It was Archie again who alerted me just before she went out later. He’d been lying by my front door as if waiting. He got up quickly and looked at me and then at the door. A minute later I heard her door open – it has a slight squeak on the hinge. A dilemma. It was dark; how could I go out without Archie? But if I took him, it seemed all too likely he’d betray my presence. I grasped his collar and pulled him into the sitting room. He resisted, tail down, looking at me reproachfully. But there was no alternative. How else could I find out what was too late? I shut the sitting room door, trying not to hear him whine.

Following at a distance I was not surprised to find she was heading for the mere. She had a carrier bag, just the one. The moon was full again, so it was a whole month since I’d heard the voices there. One of them I’d thought was hers.

Close to the mere I turned from the main path towards a small clump of willows. In daylight this had looked like a good place to see the part of the bank where the voices had come from without being seen. I stood up against a trunk. There! I could see her clearly in the bright moonlight on the bank. She raised both arms and threw her head back to the moon. It was almost a chant, but the words were indistinct. Oh – Welsh.

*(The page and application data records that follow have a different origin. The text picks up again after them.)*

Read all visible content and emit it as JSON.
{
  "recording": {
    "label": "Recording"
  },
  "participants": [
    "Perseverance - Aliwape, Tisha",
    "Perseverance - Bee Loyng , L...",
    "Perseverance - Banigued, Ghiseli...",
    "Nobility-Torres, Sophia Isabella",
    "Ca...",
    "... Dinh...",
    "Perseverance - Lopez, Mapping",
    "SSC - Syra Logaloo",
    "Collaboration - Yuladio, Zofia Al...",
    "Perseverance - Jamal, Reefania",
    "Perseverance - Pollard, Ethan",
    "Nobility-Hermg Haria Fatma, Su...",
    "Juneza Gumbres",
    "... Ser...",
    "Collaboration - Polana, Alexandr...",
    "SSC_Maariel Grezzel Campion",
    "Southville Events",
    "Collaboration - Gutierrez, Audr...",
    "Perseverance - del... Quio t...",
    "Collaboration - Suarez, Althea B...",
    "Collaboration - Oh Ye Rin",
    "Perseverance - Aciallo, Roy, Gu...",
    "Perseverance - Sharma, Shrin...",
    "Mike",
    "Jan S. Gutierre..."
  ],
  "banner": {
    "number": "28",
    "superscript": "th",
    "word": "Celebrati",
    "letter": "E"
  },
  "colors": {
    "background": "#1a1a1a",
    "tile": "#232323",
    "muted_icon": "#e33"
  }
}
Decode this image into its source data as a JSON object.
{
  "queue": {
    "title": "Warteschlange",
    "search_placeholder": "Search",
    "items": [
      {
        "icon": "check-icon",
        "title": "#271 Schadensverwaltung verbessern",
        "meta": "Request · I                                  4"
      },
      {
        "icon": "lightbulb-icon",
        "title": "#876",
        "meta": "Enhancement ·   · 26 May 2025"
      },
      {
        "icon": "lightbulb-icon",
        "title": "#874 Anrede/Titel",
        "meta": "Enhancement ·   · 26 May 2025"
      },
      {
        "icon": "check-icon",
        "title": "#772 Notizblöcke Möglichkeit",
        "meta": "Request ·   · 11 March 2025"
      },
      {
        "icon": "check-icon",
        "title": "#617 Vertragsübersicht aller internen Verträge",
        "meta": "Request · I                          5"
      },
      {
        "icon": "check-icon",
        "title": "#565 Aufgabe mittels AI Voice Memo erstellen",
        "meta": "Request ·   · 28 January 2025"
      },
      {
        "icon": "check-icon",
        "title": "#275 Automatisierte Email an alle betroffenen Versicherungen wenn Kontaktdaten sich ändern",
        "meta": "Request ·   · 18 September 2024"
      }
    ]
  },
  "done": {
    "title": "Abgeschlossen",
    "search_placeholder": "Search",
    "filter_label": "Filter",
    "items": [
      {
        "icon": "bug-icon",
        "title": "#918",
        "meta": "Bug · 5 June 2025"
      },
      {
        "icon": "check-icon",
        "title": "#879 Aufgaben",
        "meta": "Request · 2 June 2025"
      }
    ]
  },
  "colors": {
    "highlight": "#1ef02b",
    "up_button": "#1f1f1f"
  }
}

From over the silver track of the moon reflected across the mere, three swans flew down, low, webbed feet cupped forwards to slow them as they hit the water. As they did, a quiver in the air, as if a string had been plucked and the whole mere and its surroundings had vibrated in sympathy. I clung to the willow trunk, my eyes shutting of themselves. When I opened them the swans had vanished and three men stood on the bank. Men? Ghosts. They looked silvery, and only half solid.

Morwen cried out, but it was Welsh again. From the tone though it might have been just what she’d said in the garden. The silvery men replied, at first all at once, and then just the one in the middle. Morwen bent to the carrier bag at her feet. She pulled something out. Something white – a shirt or smock. At once I knew it was woven of nettles. She held it out to the silvery men, tears streaming down her face. Three ghosts and the full moon of midsummer, but only one nettle shirt. She was indeed too late.

Which ghost would the shirt go to? The silvery men exchanged long glances. Then as one they stepped back towards the water. Morwen shrieked.
The middle ghost raised his hands to the moon. Then he suddenly stopped. His hands fell. He strode forwards. He took the shirt from Morwen’s hands. And threw it over Morwen’s head.

The world tipped. The sky was the mere, the mere was the sky, then back again. The tree trunk shook under my hands. Silver light half-blinded me; a deep chord sung in my ears.

Not three but four swans, lifting across the silver track of the moon in the mere. Their wings unfolding, beating, huge; white necks horizontal, black webs pushing against the water as they fought upwards into the air. As they lifted into the fierce moonlight they dissolved and were gone. I don’t expect to see them again.

© Ruth Aylett 2009